My name is Cassie Kelley, and I've written a novel. Here's why.
As I grew up, I always felt different. I remember wondering what was wrong with me when I didn't feel what I was 'supposed' to feel. I was diagnosed with ASD and Bipolar Disorder when I was a teenager, and everything started making sense. But people treated me differently. Not only was I still not 'normal' but people saw the ASD diagnosis as a disability. I wasn't disabled though. I was differently-abled.
I have been out of school for a long time, but people still give me sideways glances when I boldly proclaim that I have Aspergers. I don't look like I have a form of Autism, but I do. Why is that so difficult to accept?
As I've looked into more mental 'illnesses', I've discovered that many people are stigmatized when they admit to having some diagnosis. Some of them don't mind, but many do. "I want to be normal!" they cry. But what they don't realize is that they ARE normal. Maybe not in society's eyes, but they are normal in their own eyes, in their friends' eyes, and in their mental support groups' eyes.
I decided a couple of years ago to write a book that explores this concept of 'normal.' What is normal? Well, to be honest, normal is a completely subjective experience. That simply means that one person's definition of what's normal is not the same as another person's definition.
What would happen if we broke down society's definition of normal and took a look into the normal of somebody with some kind of mental difference? What would 'normal' look like to somebody with Aspergers (ASD)? Or Bulimia? What would it be to somebody with a different type of personality, let's say a Schizoid? What about somebody who is trying to move past Alcoholism? How does somebody with Depression see the world? What goes through a Schizophrenic's mind that causes a delusion? What does a person with Bipolar Disorder do with the highs and lows that swallow him? What about the thoughts and feelings of a Savant with learning disabilities?
The question for all of these people are the same: What is their normal? This question forms the basis of my novel '9 Ways to Normal.' In it, I take all of these different people and explore their lives and thoughts after group sessions with a therapist. I dive into what makes their thoughts different and show just what 'normal' is to them.
This project is the one that I've poured the most passion into. With a variety of different mental diagnoses and characters from all walks of life, I try to show that normal isn't the same across the board. I believe that this book will help to destigmatize mental health issues by allowing readers to step into the lives of those that society deems 'crazy', 'stupid', and 'weird'.
This project is an attempt to help fund the editing, the cover, and any other expenses that publishing and marketing a novel may incur. Thank you in advance to everybody who contributes to this important project. I hope to get the needed funds for the editing collected by the end of this year.
I believe that the greatest benefit of '9 Ways to Normal' will be to the readers who open their hearts and minds to the different types of normal that exist in the world today.
Remember: There's no such thing as normal.
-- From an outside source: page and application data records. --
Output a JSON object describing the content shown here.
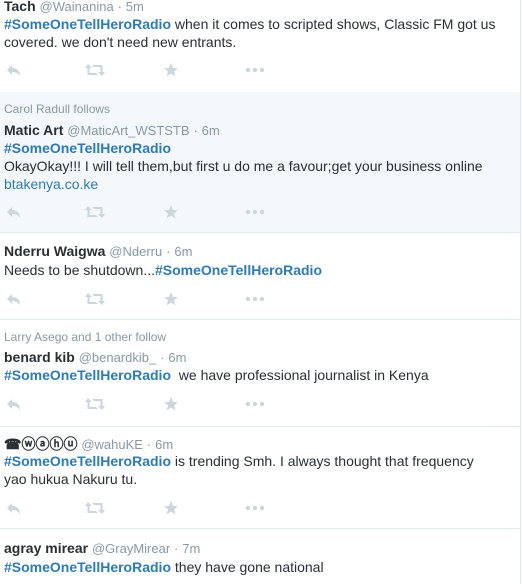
{
  "tweets": [
    {
      "name": "Tach",
      "handle": "@Wainanina",
      "sep": "·",
      "time": "5m",
      "hashtag": "#SomeOneTellHeroRadio",
      "text_line1": " when it comes to scripted shows, Classic FM got us",
      "text_line2": "covered. we don't need new entrants."
    },
    {
      "context": "Carol Radull follows",
      "name": "Matic Art",
      "handle": "@MaticArt_WSTSTB",
      "sep": "·",
      "time": "6m",
      "hashtag": "#SomeOneTellHeroRadio",
      "text_line2": "OkayOkay!!! I will tell them,but first u do me a favour;get your business online",
      "link": "btakenya.co.ke"
    },
    {
      "name": "Nderru Waigwa",
      "handle": "@Nderru",
      "sep": "·",
      "time": "6m",
      "text_prefix": "Needs to be shutdown...",
      "hashtag": "#SomeOneTellHeroRadio"
    },
    {
      "context": "Larry Asego and 1 other follow",
      "name": "benard kib",
      "handle": "@benardkib_",
      "sep": "·",
      "time": "6m",
      "hashtag": "#SomeOneTellHeroRadio",
      "text_line1": "  we have professional journalist in Kenya"
    },
    {
      "name": "☎ⓦⓐⓗⓤ",
      "handle": "@wahuKE",
      "sep": "·",
      "time": "6m",
      "hashtag": "#SomeOneTellHeroRadio",
      "text_line1": " is trending Smh. I always thought that frequency",
      "text_line2": "yao hukua Nakuru tu."
    },
    {
      "name": "agray mirear",
      "handle": "@GrayMirear",
      "sep": "·",
      "time": "7m",
      "hashtag": "#SomeOneTellHeroRadio",
      "text_line1": " they have gone national"
    }
  ],
  "icons": [
    "reply-icon",
    "retweet-icon",
    "favorite-icon",
    "more-icon"
  ],
  "colors": {
    "hashtag": "#2b7bb9",
    "meta": "#8899a6",
    "icon": "#ccd6dd",
    "highlight_bg": "#f5f8fa"
  }
}
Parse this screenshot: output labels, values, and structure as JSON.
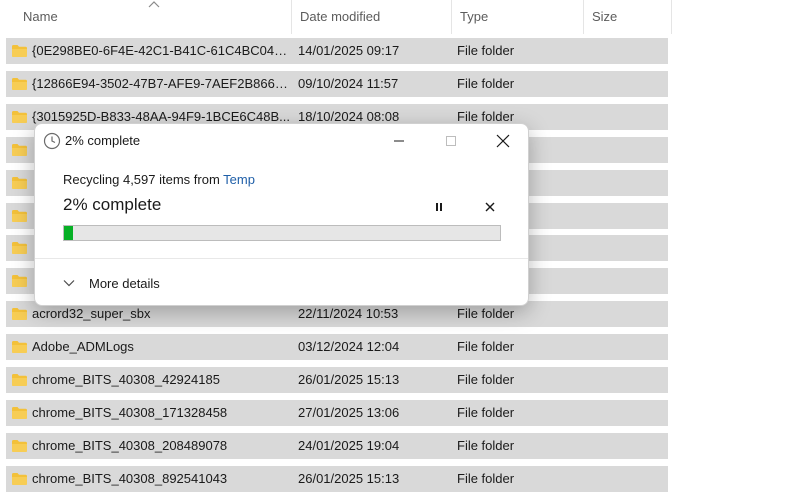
{
  "columns": {
    "name": "Name",
    "date": "Date modified",
    "type": "Type",
    "size": "Size"
  },
  "rows": [
    {
      "name": "{0E298BE0-6F4E-42C1-B41C-61C4BC043...",
      "date": "14/01/2025 09:17",
      "type": "File folder"
    },
    {
      "name": "{12866E94-3502-47B7-AFE9-7AEF2B8667...",
      "date": "09/10/2024 11:57",
      "type": "File folder"
    },
    {
      "name": "{3015925D-B833-48AA-94F9-1BCE6C48B...",
      "date": "18/10/2024 08:08",
      "type": "File folder"
    },
    {
      "name": "",
      "date": "",
      "type": ""
    },
    {
      "name": "",
      "date": "",
      "type": ""
    },
    {
      "name": "",
      "date": "",
      "type": ""
    },
    {
      "name": "",
      "date": "",
      "type": ""
    },
    {
      "name": "",
      "date": "",
      "type": ""
    },
    {
      "name": "acrord32_super_sbx",
      "date": "22/11/2024 10:53",
      "type": "File folder"
    },
    {
      "name": "Adobe_ADMLogs",
      "date": "03/12/2024 12:04",
      "type": "File folder"
    },
    {
      "name": "chrome_BITS_40308_42924185",
      "date": "26/01/2025 15:13",
      "type": "File folder"
    },
    {
      "name": "chrome_BITS_40308_171328458",
      "date": "27/01/2025 13:06",
      "type": "File folder"
    },
    {
      "name": "chrome_BITS_40308_208489078",
      "date": "24/01/2025 19:04",
      "type": "File folder"
    },
    {
      "name": "chrome_BITS_40308_892541043",
      "date": "26/01/2025 15:13",
      "type": "File folder"
    }
  ],
  "dialog": {
    "title": "2% complete",
    "status_prefix": "Recycling 4,597 items from ",
    "status_location": "Temp",
    "big_status": "2% complete",
    "progress_fraction": 0.02,
    "more_details": "More details"
  },
  "colors": {
    "row_bg": "#d9d9d9",
    "folder": "#f3c13a",
    "link": "#1f5fa8",
    "progress": "#06b025"
  }
}
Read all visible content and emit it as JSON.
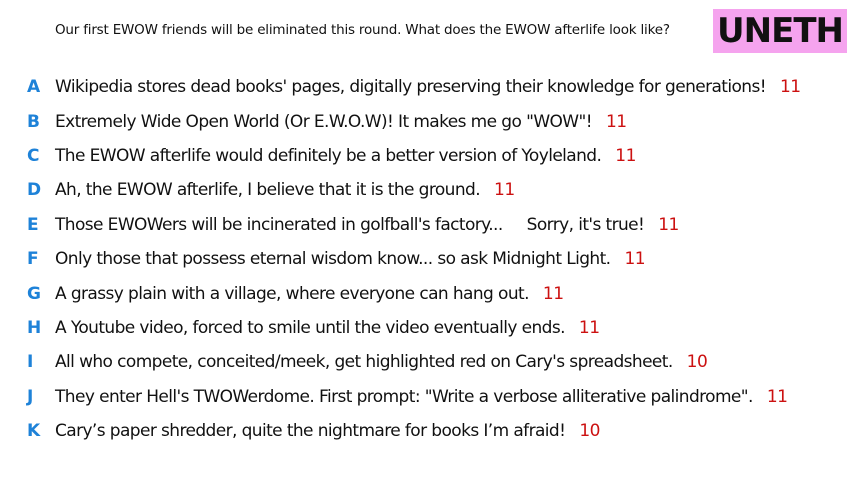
{
  "prompt": "Our first EWOW friends will be eliminated this round. What does the EWOW afterlife look like?",
  "badge": {
    "label": "UNETH",
    "color": "#f5a3ee"
  },
  "colors": {
    "letter": "#1e82d8",
    "count": "#cc1111",
    "text": "#111111"
  },
  "responses": [
    {
      "letter": "A",
      "text": "Wikipedia stores dead books' pages, digitally preserving their knowledge for generations!",
      "count": "11"
    },
    {
      "letter": "B",
      "text": "Extremely Wide Open World (Or E.W.O.W)! It makes me go \"WOW\"!",
      "count": "11"
    },
    {
      "letter": "C",
      "text": "The EWOW afterlife would definitely be a better version of Yoyleland.",
      "count": "11"
    },
    {
      "letter": "D",
      "text": "Ah, the EWOW afterlife, I believe that it is the ground.",
      "count": "11"
    },
    {
      "letter": "E",
      "text": "Those EWOWers will be incinerated in golfball's factory...     Sorry, it's true!",
      "count": "11"
    },
    {
      "letter": "F",
      "text": "Only those that possess eternal wisdom know... so ask Midnight Light.",
      "count": "11"
    },
    {
      "letter": "G",
      "text": "A grassy plain with a village, where everyone can hang out.",
      "count": "11"
    },
    {
      "letter": "H",
      "text": "A Youtube video, forced to smile until the video eventually ends.",
      "count": "11"
    },
    {
      "letter": "I",
      "text": "All who compete, conceited/meek, get highlighted red on Cary's spreadsheet.",
      "count": "10"
    },
    {
      "letter": "J",
      "text": "They enter Hell's TWOWerdome. First prompt: \"Write a verbose alliterative palindrome\".",
      "count": "11"
    },
    {
      "letter": "K",
      "text": "Cary’s paper shredder, quite the nightmare for books I’m afraid!",
      "count": "10"
    }
  ]
}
Everybody experiences life differently. This is just a small slice of what normal means to different people.
To see a sample of the novel, visit my website: https://www.writingforsanityssake.com/writingsamples